The post office at Busk closed in 1894, shortly after the tunnel was completed. Hagerman had by then turned his attentions to Cripple Creek, where he had made several investments. His Isabella Gold Mine was coming under fire in the wake of Cripple Creek’s first labor wars, and Hagerman was called upon to represent other mine owners during negotiations. Soon the Santa Fe Railroad had become involved in the operations on Hagerman Pass. Promoters of the railroad were glad to announce that the new tunnel cut a full ten miles off of the trip to Salt Lake City, Utah—only a slight gain considering how many lives were lost building it.

Then in February of 1896, residents at Ivanhoe were witness to a train wreck. On the way from Leadville to Basalt, the train struck a rock in the track during a wild blizzard and the engine overturned. Engineer John Mead was crushed to death under the engine and the train was forced to return to Leadville until the tracks could be cleared. Despite the tragedy, an assessment of the company in June of 1896 valued the railroad at $6,000 per mile.

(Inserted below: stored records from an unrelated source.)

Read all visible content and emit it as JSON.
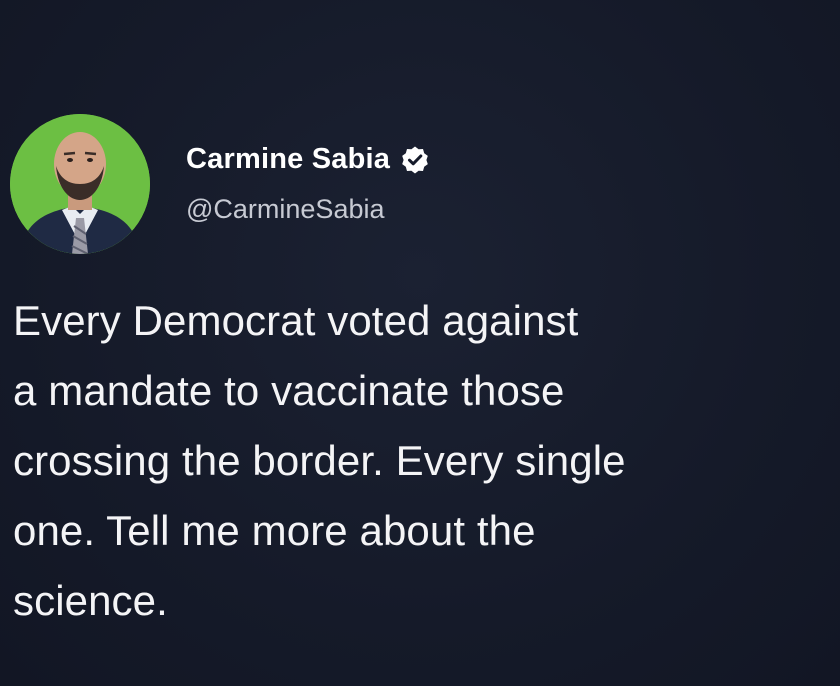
{
  "tweet": {
    "author": {
      "display_name": "Carmine Sabia",
      "handle": "@CarmineSabia",
      "avatar_icon": "profile-photo",
      "verified_icon": "verified-badge-icon"
    },
    "text": "Every Democrat voted against\na mandate to vaccinate those\ncrossing the border. Every single\none. Tell me more about the\nscience."
  },
  "colors": {
    "background": "#151a2a",
    "text": "#ffffff",
    "handle": "#c7cad3",
    "avatar_bg": "#6cbf43"
  }
}
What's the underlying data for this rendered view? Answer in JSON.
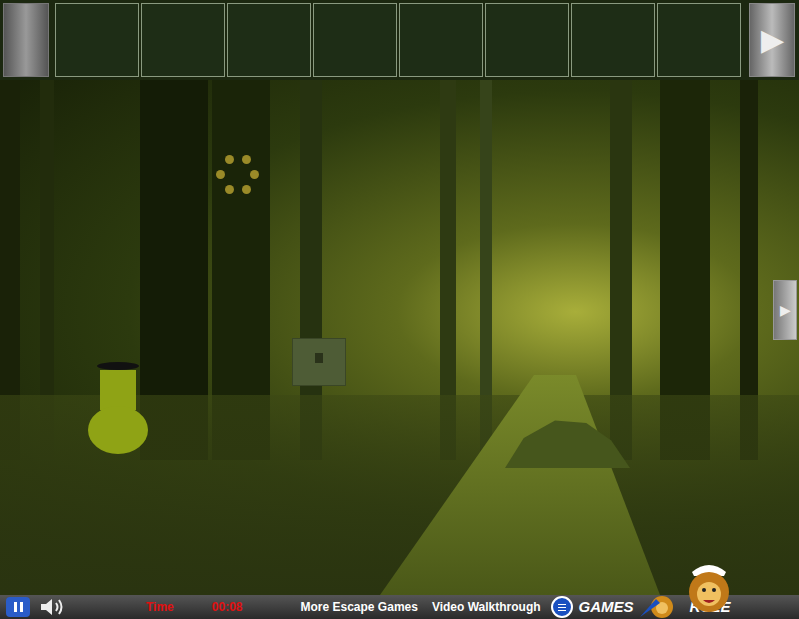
{
  "inventory": {
    "slots": [
      {
        "filled": false
      },
      {
        "filled": false
      },
      {
        "filled": false
      },
      {
        "filled": false
      },
      {
        "filled": false
      },
      {
        "filled": false
      },
      {
        "filled": false
      },
      {
        "filled": false
      }
    ]
  },
  "navigation": {
    "next_arrow": "▶",
    "scene_arrow": "▶"
  },
  "status_bar": {
    "sound_on": true,
    "time_label": "Time",
    "time": "00:08",
    "links": [
      "More Escape Games",
      "Video Walkthrough"
    ],
    "logo": [
      "GAMES",
      "RULE"
    ]
  }
}
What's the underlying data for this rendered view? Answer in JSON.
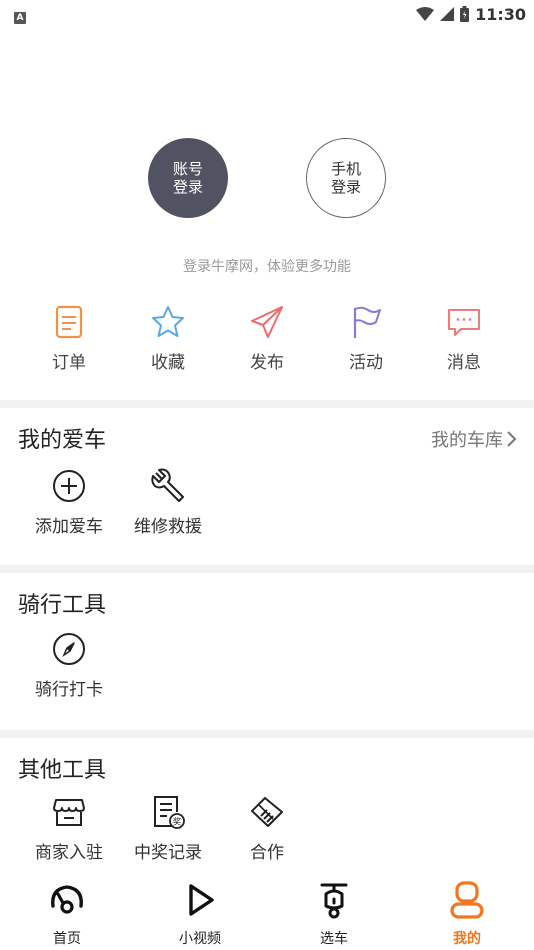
{
  "status_bar": {
    "time": "11:30",
    "notification_badge": "A"
  },
  "login": {
    "account_line1": "账号",
    "account_line2": "登录",
    "phone_line1": "手机",
    "phone_line2": "登录",
    "hint": "登录牛摩网，体验更多功能"
  },
  "quick_actions": [
    {
      "label": "订单",
      "icon": "order-icon",
      "color": "#f2924a"
    },
    {
      "label": "收藏",
      "icon": "star-icon",
      "color": "#5aa8e6"
    },
    {
      "label": "发布",
      "icon": "paper-plane-icon",
      "color": "#ee6b6b"
    },
    {
      "label": "活动",
      "icon": "flag-icon",
      "color": "#8b7bd8"
    },
    {
      "label": "消息",
      "icon": "message-icon",
      "color": "#ee7b7b"
    }
  ],
  "my_car": {
    "title": "我的爱车",
    "link": "我的车库",
    "tools": [
      {
        "label": "添加爱车",
        "icon": "add-circle-icon"
      },
      {
        "label": "维修救援",
        "icon": "wrench-icon"
      }
    ]
  },
  "riding_tools": {
    "title": "骑行工具",
    "tools": [
      {
        "label": "骑行打卡",
        "icon": "compass-icon"
      }
    ]
  },
  "other_tools": {
    "title": "其他工具",
    "tools": [
      {
        "label": "商家入驻",
        "icon": "store-icon"
      },
      {
        "label": "中奖记录",
        "icon": "prize-record-icon",
        "badge": "奖"
      },
      {
        "label": "合作",
        "icon": "handshake-icon"
      }
    ]
  },
  "tabbar": {
    "active_color": "#f2761e",
    "items": [
      {
        "label": "首页",
        "icon": "speedometer-icon"
      },
      {
        "label": "小视频",
        "icon": "play-icon"
      },
      {
        "label": "选车",
        "icon": "scooter-icon"
      },
      {
        "label": "我的",
        "icon": "profile-icon",
        "active": true
      }
    ]
  }
}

In 1897 the Midland took over operations of the Busk-Ivanhoe. Again, it was an expensive endeavor. At a cost of $1,250,000, questions were raised over repayment options on the loans needed to build the tunnel. For a time the old Hagerman Tunnel was brought back into use until negotiations could be settled. And in 1899, severe snows stopped traffic over the pass altogether from January 27 until late April.

By then Hagerman, whose investments in his Cripple Creek mines, property throughout Teller and El Paso Counties and even business dabblings New Mexico had brought him even more wealth, had sold almost all of his business interests to his son, Percy. John Hagerman died in Italy in 1909. Despite troubles with ownership and the expenses involved, the Colorado Midland continued chugging from Leadville to Basalt for a few more years. Ivanhoe’s post office reopened again in July of 1899 and lasted until 1912. Then it opened a third time in 1913, this time lasting until 1918 when the railroad was abandoned.

When the Colorado Midland Railroad abandoned its tracks over Hagerman Pass, Cripple Creek millionaire Albert E. Carlton stepped in. Carlton’s wealth first came from freighting and later from his many mine investments, and he had long ago become president of Cripple Creek’s First National Bank. The capitalist purchased the failed Colorado Midland shortly after it closed, took up the rails along Hagerman Pass and converted the rail bed into a wagon road at a cost of $25,000.

The road was next designated an official state automobile route and the Busk-Ivanhoe Tunnel was renamed the Carlton (spelled Carleton) in about 1924. The road ultimately fell into disuse when easier roads were built over the Continental Divide. In 1943, the tunnel was closed for good, but the old trail over Hagerman Pass had been sufficiently widened enough for continued access from Leadville to Basalt.

Today, Hagerman Pass is still highly accessible from Turquoise Lake near Leadville. The road follows the former Colorado Midland tracks as far as Hagerman Tunnel before veering off. Hikers can also still access the original railroad bed. Skinner Hut and Betty Bear Hut, built as part of the 10th Mountain Division Trail System, are available for use in both summer and winter. In Colorado Springs, the 1885 Hagerman Mansion on Cascade Avenue has been an apartment house since 1927, but is still exemplary of the grandiose projects Hagerman so struggled to achieve.

Photo: Hagerman Pass makes an excellent hike or 4-wheel excursion and offers scenic vistas, towering mountainsides and beautiful creeks.

Hagerman Pass 2006